Submitted to: Journal of the Science of Food and Agriculture
Publication Type: Peer Reviewed Journal
Publication Acceptance Date: October 1, 2008
Publication Date: February 1, 2009
Citation: Garcia, R.A., Phillips, J.G. 2009. Physical distribution and characteristics of meat & bone meal protein. Journal of the Science of Food and Agriculture. 89(2):329-336. Interpretive Summary: The use of meat & bone meal (MBM) in animal feed has been progressively restricted over the past two decades, and new outlets for MBM are required in order to avoid negative environmental and economic consequences. Development of new applications for other high-protein agricultural products has been facilitated by transforming the agricultural products into intermediate forms that are easier to utilize. In this research, we used several experimental techniques to gather the information necessary before designing a process to make such an intermediate product from MBM. The upper limits of MBM protein were established and characteristics of soluble MBM protein were measured. Results from investigations into the physical distribution of protein in MBM reveal that it may be more economical to remove the bone particles from MBM before extracting MBM protein. It was determined that a large portion of MBM protein is collagen, a finding which helps in choosing the most promising end-user applications to develop. Several obstacles were noted, including the poor solubility and non-uniformity of MBM. The results indicate which methods of producing an intermediate will be the most appropriate.

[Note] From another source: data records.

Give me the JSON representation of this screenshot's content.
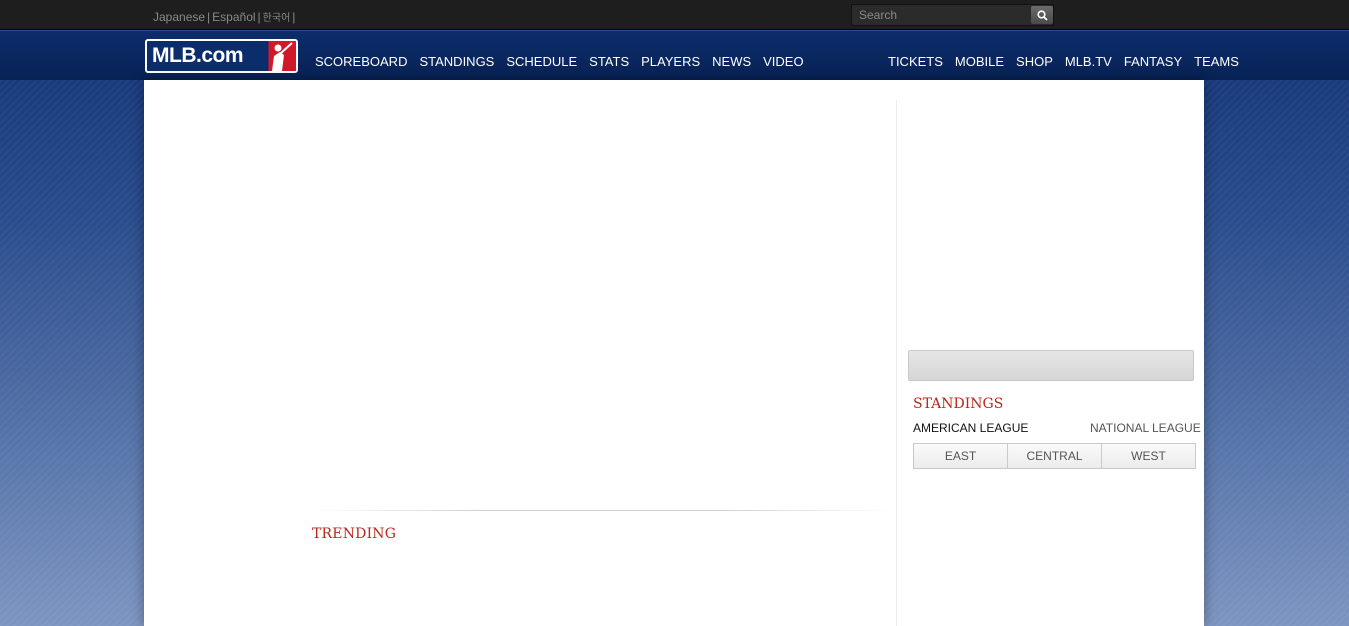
{
  "topbar": {
    "languages": [
      "Japanese",
      "Español",
      "한국어"
    ],
    "search": {
      "placeholder": "Search",
      "value": ""
    }
  },
  "logo": {
    "text": "MLB.com"
  },
  "nav": {
    "left": [
      "SCOREBOARD",
      "STANDINGS",
      "SCHEDULE",
      "STATS",
      "PLAYERS",
      "NEWS",
      "VIDEO"
    ],
    "right": [
      "TICKETS",
      "MOBILE",
      "SHOP",
      "MLB.TV",
      "FANTASY",
      "TEAMS"
    ]
  },
  "main": {
    "trending_title": "TRENDING"
  },
  "sidebar": {
    "standings_title": "STANDINGS",
    "leagues": {
      "american": "AMERICAN LEAGUE",
      "national": "NATIONAL LEAGUE"
    },
    "divisions": [
      "EAST",
      "CENTRAL",
      "WEST"
    ]
  },
  "colors": {
    "accent_red": "#b8271a",
    "nav_blue": "#0c2d6b",
    "topbar": "#1e1e1e"
  }
}
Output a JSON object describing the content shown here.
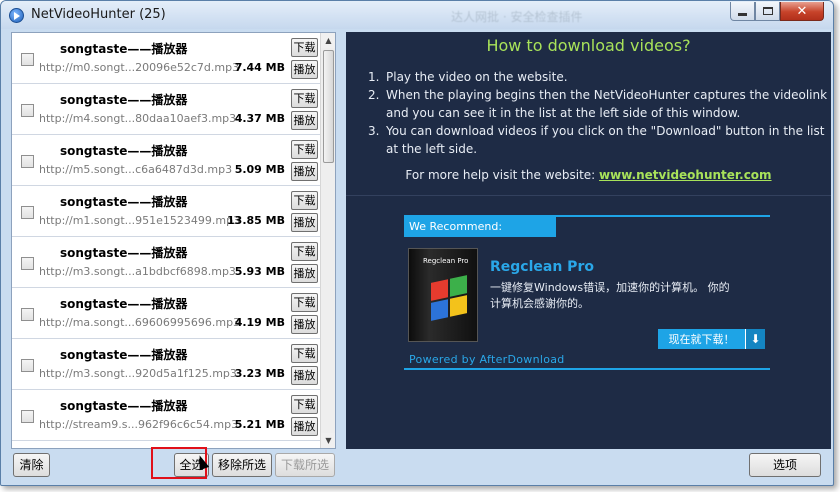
{
  "window": {
    "title": "NetVideoHunter (25)",
    "background_blur_text": "达人网批 · 安全检查插件"
  },
  "list": {
    "download_label": "下载",
    "play_label": "播放",
    "items": [
      {
        "title": "songtaste——播放器",
        "url": "http://m0.songt...20096e52c7d.mp3",
        "size": "7.44 MB"
      },
      {
        "title": "songtaste——播放器",
        "url": "http://m4.songt...80daa10aef3.mp3",
        "size": "4.37 MB"
      },
      {
        "title": "songtaste——播放器",
        "url": "http://m5.songt...c6a6487d3d.mp3",
        "size": "5.09 MB"
      },
      {
        "title": "songtaste——播放器",
        "url": "http://m1.songt...951e1523499.mp3",
        "size": "13.85 MB"
      },
      {
        "title": "songtaste——播放器",
        "url": "http://m3.songt...a1bdbcf6898.mp3",
        "size": "5.93 MB"
      },
      {
        "title": "songtaste——播放器",
        "url": "http://ma.songt...69606995696.mp3",
        "size": "4.19 MB"
      },
      {
        "title": "songtaste——播放器",
        "url": "http://m3.songt...920d5a1f125.mp3",
        "size": "3.23 MB"
      },
      {
        "title": "songtaste——播放器",
        "url": "http://stream9.s...962f96c6c54.mp3",
        "size": "5.21 MB"
      }
    ]
  },
  "info": {
    "heading": "How to download videos?",
    "steps": [
      {
        "num": "1.",
        "text": "Play the video on the website."
      },
      {
        "num": "2.",
        "text": "When the playing begins then the NetVideoHunter captures the videolink and you can see it in the list at the left side of this window."
      },
      {
        "num": "3.",
        "text": "You can download videos if you click on the \"Download\" button in the list at the left side."
      }
    ],
    "help_prefix": "For more help visit the website:",
    "help_link": "www.netvideohunter.com"
  },
  "ad": {
    "header": "We Recommend:",
    "product_name": "Regclean Pro",
    "product_box_label": "Regclean Pro",
    "description": "一键修复Windows错误，加速你的计算机。 你的计算机会感谢你的。",
    "download_label": "现在就下载！",
    "download_icon": "download-arrow-icon",
    "powered_by": "Powered by AfterDownload"
  },
  "toolbar": {
    "clear": "清除",
    "select_all": "全选",
    "remove_selected": "移除所选",
    "download_selected": "下载所选",
    "options": "选项"
  },
  "colors": {
    "info_bg": "#1e2b45",
    "accent_green": "#a8e25a",
    "ad_blue": "#1ea4e6",
    "highlight_red": "#e0101a"
  }
}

Technical Abstract: Meat & bone meal (MBM) is a high-protein commodity produced by the rendering of fat from unmarketable animal tissue. Concerns related to bovine spongiform encephalopathy have progressively restricted MBM’s conventional use as a feed ingredient. Consequently, significant attention has focused on the development of new applications for MBM. New applications will more readily be developed from an MBM protein isolate that is relatively concentrated, homogenous and soluble. Rational design of a process to produce such an isolate requires knowledge of the host biological matrix, the physical distribution of the protein in the matrix, and the properties of the protein itself; the present study examines these aspects of MBM. MBM consists of particles derived from bone and particles derived from soft tissue. The proportions of bone and soft tissue vary, but on average greater than 80% of protein in MBM is in the soft tissue particles. MBM protein is a complex and severely degraded mixture of many protein types. Under mild conditions only 4.6% of bone protein and 15% of soft tissue protein can be solubilized; aggressive but impractical conditions can solubilize much more of the protein, but invariably greater than 45% of the protein remains insoluble. This low solubility and other factors preclude the quantitative determination of MBM's protein type profile, but amino acid analysis reveals that collagen accounts for approximately 17% of the protein in soft tissue particles and 26% of that in bone particles. Molecular mass analysis of the extractable fraction of MBM protein reveals weight-average molecular masses of 71.1-86.7 kDa and high polydispersity, depending on particle type, extraction conditions and raw material species. Overall results suggest that practical production of an MBM protein isolate will have to incorporate limited hydrolysis, possibly downstream from an extraction of the easily-soluble fraction.